━━━━━ DATA SUPPLIED ━━━━━
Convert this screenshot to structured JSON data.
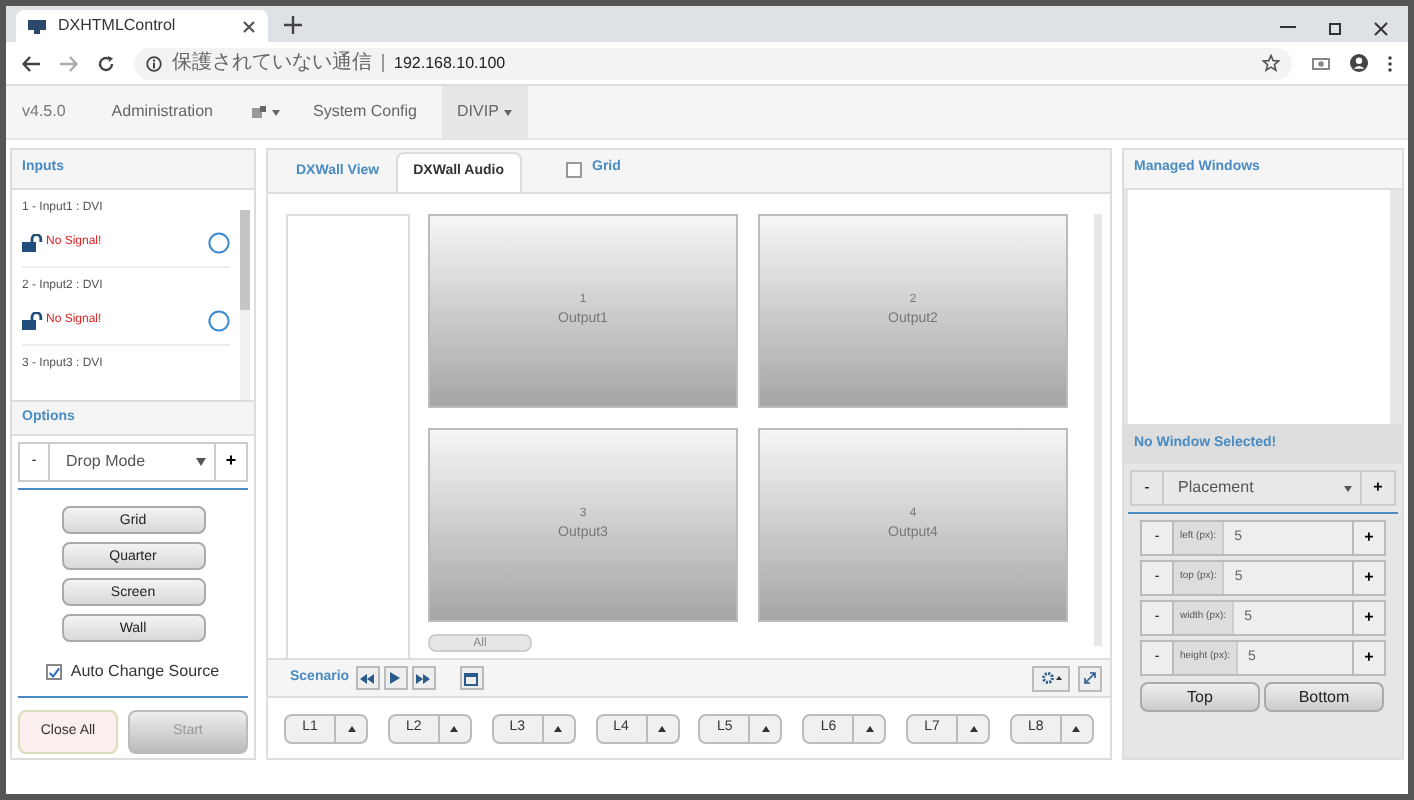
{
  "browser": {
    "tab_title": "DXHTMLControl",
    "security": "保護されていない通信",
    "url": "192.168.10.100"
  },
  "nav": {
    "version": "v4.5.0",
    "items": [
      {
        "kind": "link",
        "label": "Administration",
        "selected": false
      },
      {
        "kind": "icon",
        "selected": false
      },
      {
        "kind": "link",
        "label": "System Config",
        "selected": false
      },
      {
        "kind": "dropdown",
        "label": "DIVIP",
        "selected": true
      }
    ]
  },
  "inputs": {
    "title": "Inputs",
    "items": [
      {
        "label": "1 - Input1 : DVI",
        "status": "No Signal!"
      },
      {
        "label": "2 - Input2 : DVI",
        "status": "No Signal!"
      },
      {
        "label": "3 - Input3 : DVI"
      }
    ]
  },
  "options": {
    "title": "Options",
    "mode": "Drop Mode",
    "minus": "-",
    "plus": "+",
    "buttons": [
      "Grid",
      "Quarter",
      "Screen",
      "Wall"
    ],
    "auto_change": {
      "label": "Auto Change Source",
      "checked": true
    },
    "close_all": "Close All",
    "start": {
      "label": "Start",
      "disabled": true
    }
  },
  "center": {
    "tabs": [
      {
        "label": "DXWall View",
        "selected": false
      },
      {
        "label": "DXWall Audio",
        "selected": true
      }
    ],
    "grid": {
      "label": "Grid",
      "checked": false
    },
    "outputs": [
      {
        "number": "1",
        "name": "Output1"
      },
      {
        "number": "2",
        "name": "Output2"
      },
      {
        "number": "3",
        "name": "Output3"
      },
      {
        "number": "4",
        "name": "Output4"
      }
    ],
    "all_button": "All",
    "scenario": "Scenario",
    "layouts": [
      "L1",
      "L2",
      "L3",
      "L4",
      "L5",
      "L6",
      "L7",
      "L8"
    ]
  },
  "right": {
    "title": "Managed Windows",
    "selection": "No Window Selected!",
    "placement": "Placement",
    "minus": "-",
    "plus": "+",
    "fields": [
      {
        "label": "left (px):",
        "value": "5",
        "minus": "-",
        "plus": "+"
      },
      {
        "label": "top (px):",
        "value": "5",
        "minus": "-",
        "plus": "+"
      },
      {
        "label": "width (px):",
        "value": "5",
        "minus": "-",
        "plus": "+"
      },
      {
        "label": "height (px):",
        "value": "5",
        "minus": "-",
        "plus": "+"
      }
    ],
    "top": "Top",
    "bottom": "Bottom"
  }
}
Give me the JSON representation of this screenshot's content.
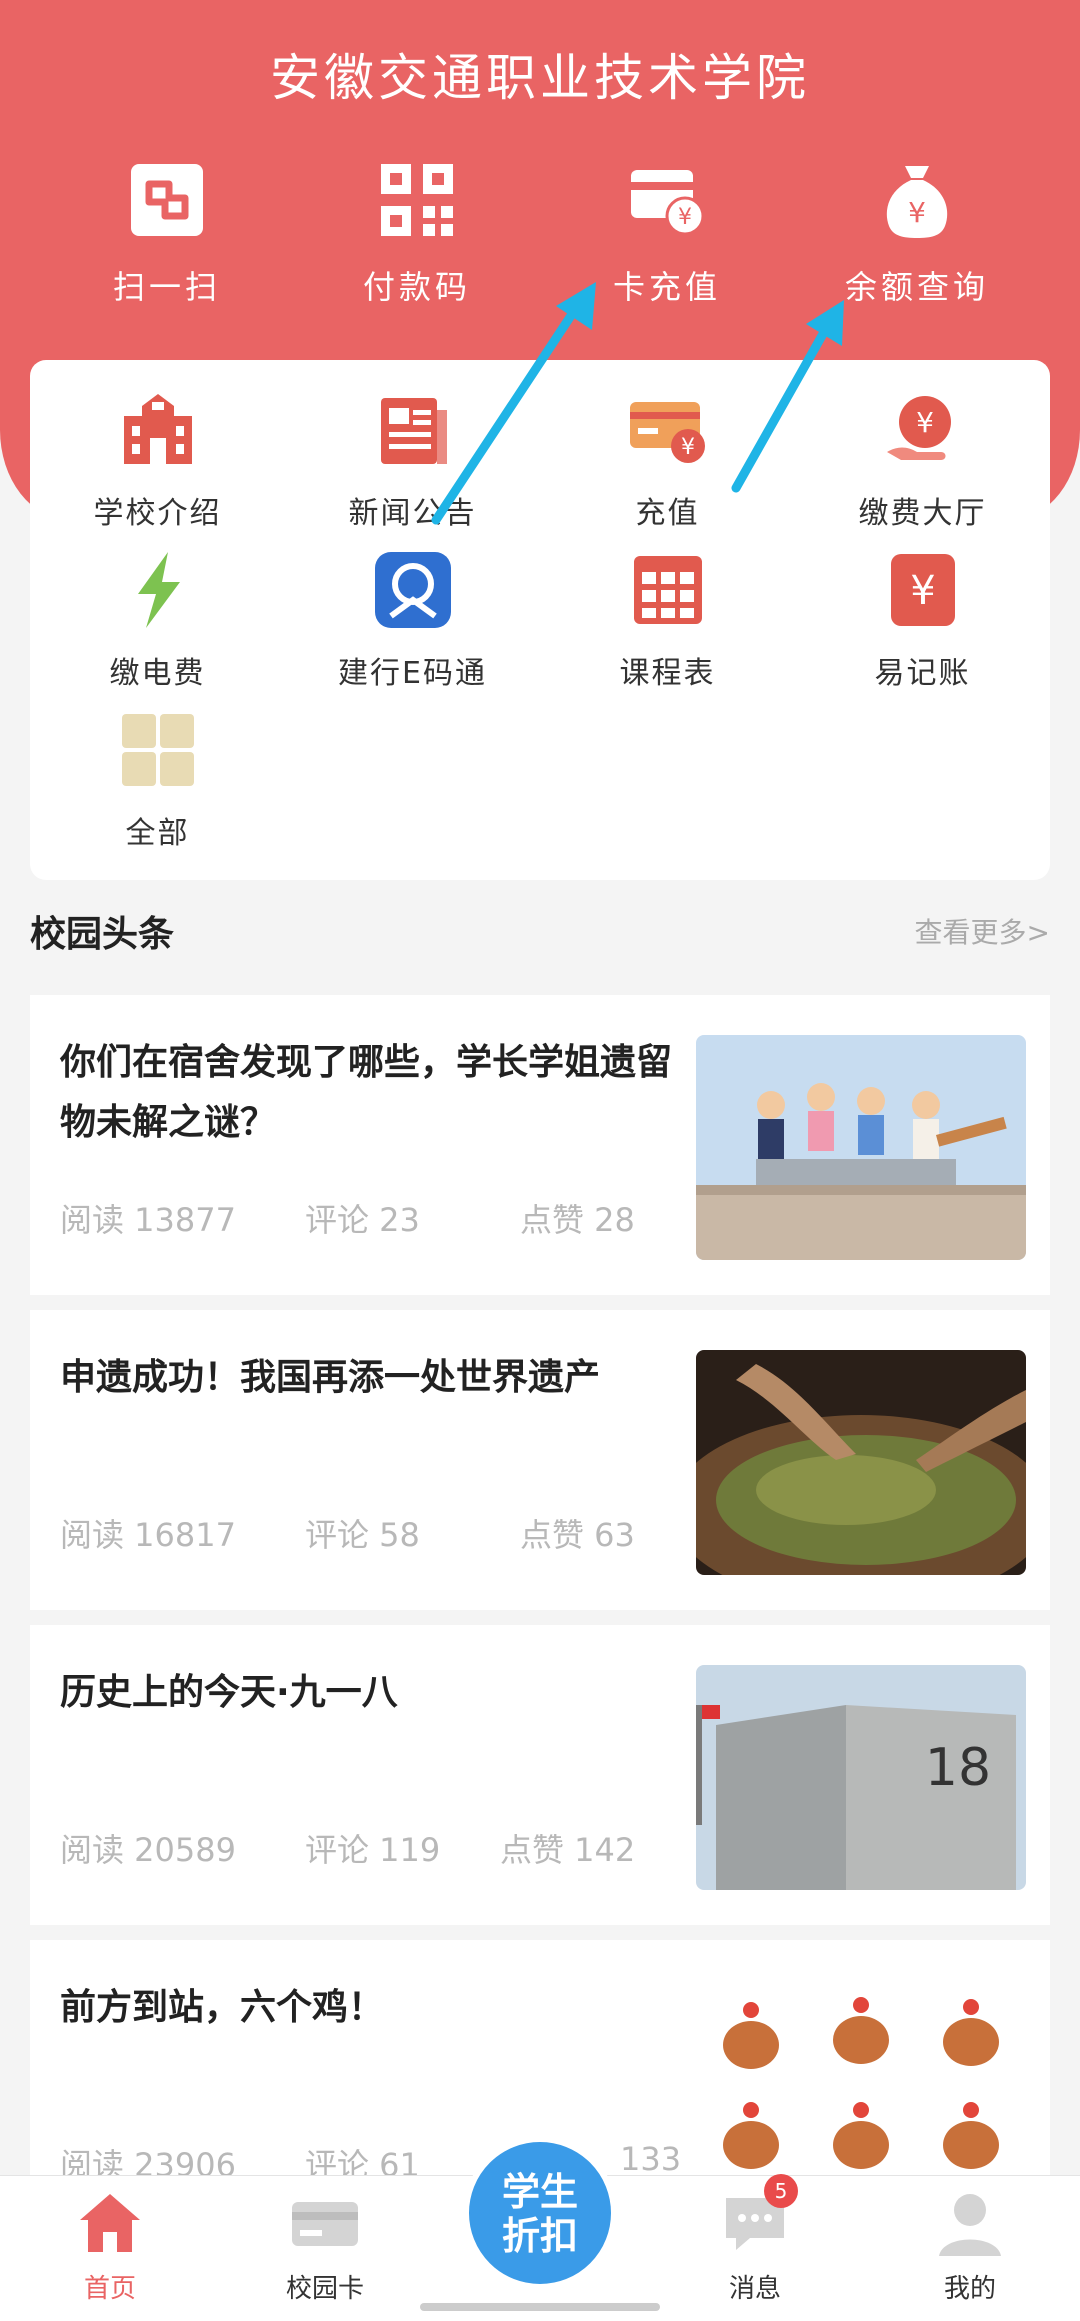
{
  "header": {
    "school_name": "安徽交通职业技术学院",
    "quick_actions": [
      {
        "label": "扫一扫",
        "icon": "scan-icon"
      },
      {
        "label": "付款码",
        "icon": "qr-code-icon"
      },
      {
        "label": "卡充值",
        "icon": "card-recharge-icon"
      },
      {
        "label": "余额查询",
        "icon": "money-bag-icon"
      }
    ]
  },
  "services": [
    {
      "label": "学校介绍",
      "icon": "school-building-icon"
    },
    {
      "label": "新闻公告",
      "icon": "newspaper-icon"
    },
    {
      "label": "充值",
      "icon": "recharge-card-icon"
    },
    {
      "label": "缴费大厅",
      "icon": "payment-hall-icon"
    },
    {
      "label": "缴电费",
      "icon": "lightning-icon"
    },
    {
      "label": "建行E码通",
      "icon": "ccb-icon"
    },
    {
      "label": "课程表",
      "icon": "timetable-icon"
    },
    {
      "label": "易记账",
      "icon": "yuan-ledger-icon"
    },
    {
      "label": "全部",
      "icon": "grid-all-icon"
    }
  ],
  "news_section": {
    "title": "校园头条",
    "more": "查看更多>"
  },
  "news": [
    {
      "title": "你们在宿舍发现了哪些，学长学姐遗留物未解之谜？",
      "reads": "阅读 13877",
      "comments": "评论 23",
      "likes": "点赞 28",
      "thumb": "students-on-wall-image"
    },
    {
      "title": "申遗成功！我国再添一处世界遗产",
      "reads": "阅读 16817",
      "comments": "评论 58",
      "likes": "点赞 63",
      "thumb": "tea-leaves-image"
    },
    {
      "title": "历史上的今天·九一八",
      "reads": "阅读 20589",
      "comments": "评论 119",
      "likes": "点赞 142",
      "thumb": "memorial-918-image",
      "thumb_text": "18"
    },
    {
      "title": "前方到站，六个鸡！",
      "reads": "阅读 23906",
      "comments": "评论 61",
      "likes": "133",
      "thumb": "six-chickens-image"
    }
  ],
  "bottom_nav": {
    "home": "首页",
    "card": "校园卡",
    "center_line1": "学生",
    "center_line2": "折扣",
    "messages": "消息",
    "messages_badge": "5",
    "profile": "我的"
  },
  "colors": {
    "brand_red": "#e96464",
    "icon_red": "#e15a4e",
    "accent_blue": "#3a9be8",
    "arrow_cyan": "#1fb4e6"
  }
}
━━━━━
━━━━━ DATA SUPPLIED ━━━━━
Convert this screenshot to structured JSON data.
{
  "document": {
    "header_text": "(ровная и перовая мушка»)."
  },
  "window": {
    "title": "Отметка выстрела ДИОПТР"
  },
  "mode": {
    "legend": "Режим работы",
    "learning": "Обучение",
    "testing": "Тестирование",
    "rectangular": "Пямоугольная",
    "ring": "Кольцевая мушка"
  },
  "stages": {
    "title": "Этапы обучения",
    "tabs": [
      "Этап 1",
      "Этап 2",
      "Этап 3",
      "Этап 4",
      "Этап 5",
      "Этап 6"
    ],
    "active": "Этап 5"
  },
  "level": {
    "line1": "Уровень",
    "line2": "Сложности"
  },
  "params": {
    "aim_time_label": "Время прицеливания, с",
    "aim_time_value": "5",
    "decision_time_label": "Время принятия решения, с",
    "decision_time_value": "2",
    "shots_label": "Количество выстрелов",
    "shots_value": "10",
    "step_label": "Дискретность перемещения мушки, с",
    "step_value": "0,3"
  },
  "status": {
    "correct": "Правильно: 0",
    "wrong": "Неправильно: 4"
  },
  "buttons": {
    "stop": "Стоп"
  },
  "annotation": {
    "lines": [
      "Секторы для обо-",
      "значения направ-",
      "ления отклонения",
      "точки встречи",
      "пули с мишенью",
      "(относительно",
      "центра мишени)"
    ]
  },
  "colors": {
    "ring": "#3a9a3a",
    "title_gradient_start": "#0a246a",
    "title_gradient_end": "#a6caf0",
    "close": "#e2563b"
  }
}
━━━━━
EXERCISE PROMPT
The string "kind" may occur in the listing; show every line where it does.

OUTPUT OF THE TASK
        "kind": "link",
        "kind": "icon",
        "kind": "link",
        "kind": "dropdown",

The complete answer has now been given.